» Instructions to follow:
Nothing but the pictures should go missing; return all the entries below exactly.

» Data excerpts:
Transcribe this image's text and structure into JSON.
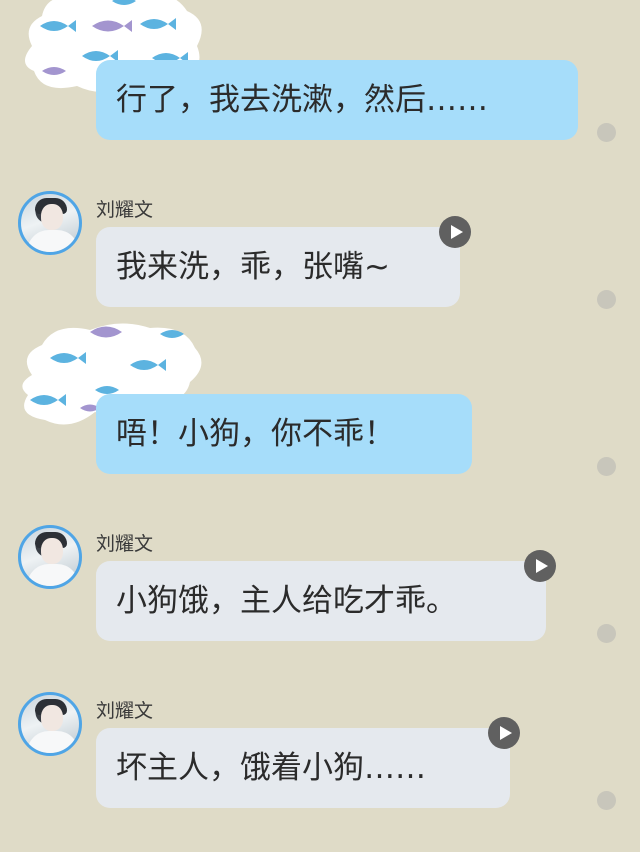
{
  "colors": {
    "background": "#dfdbc7",
    "my_bubble": "#a6ddfa",
    "other_bubble": "#e5e9ee",
    "avatar_border": "#4fa5e6",
    "fish_blue": "#5cb3e0",
    "fish_purple": "#a395cf"
  },
  "messages": [
    {
      "side": "me",
      "text": "行了，我去洗漱，然后……"
    },
    {
      "side": "other",
      "sender": "刘耀文",
      "text": "我来洗，乖，张嘴~",
      "has_voice": true
    },
    {
      "side": "me",
      "text": "唔！小狗，你不乖！"
    },
    {
      "side": "other",
      "sender": "刘耀文",
      "text": "小狗饿，主人给吃才乖。",
      "has_voice": true
    },
    {
      "side": "other",
      "sender": "刘耀文",
      "text": "坏主人，饿着小狗……",
      "has_voice": true
    }
  ]
}
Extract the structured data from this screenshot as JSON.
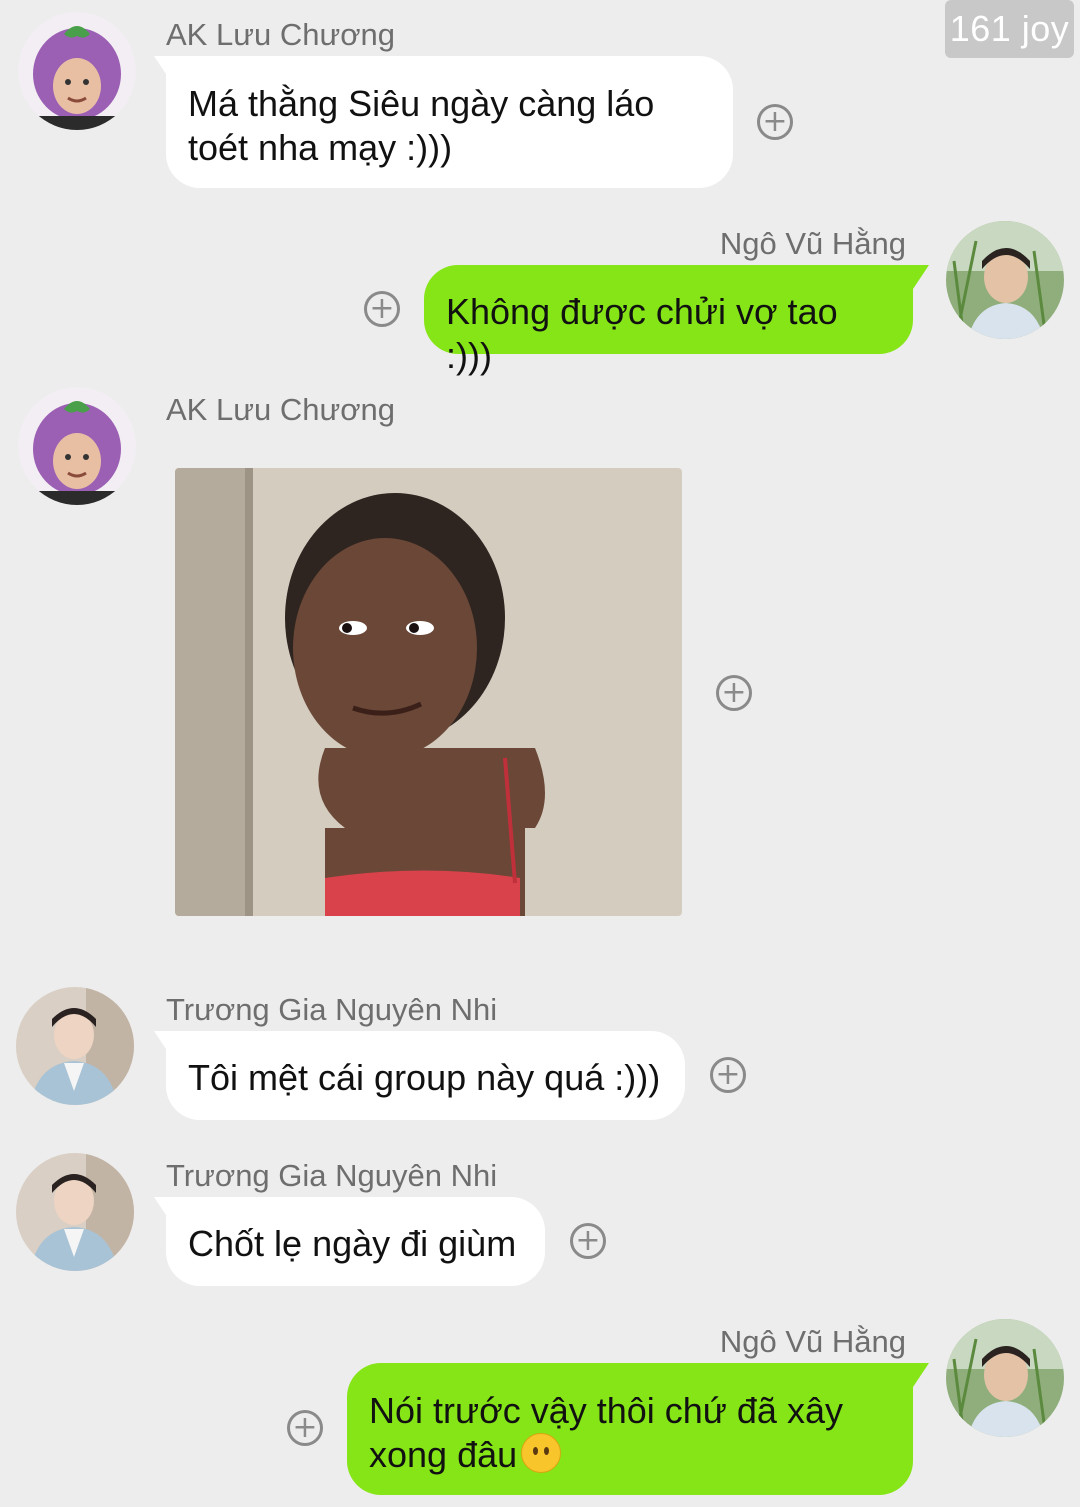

» The answer:
Transcribe this image's text and structure into JSON.
{
  "colors": {
    "background": "#dfdbc7",
    "my_bubble": "#a6ddfa",
    "other_bubble": "#e5e9ee",
    "avatar_border": "#4fa5e6",
    "fish_blue": "#5cb3e0",
    "fish_purple": "#a395cf"
  },
  "messages": [
    {
      "side": "me",
      "text": "行了，我去洗漱，然后……"
    },
    {
      "side": "other",
      "sender": "刘耀文",
      "text": "我来洗，乖，张嘴~",
      "has_voice": true
    },
    {
      "side": "me",
      "text": "唔！小狗，你不乖！"
    },
    {
      "side": "other",
      "sender": "刘耀文",
      "text": "小狗饿，主人给吃才乖。",
      "has_voice": true
    },
    {
      "side": "other",
      "sender": "刘耀文",
      "text": "坏主人，饿着小狗……",
      "has_voice": true
    }
  ]
}
Extract the structured data from this screenshot as JSON.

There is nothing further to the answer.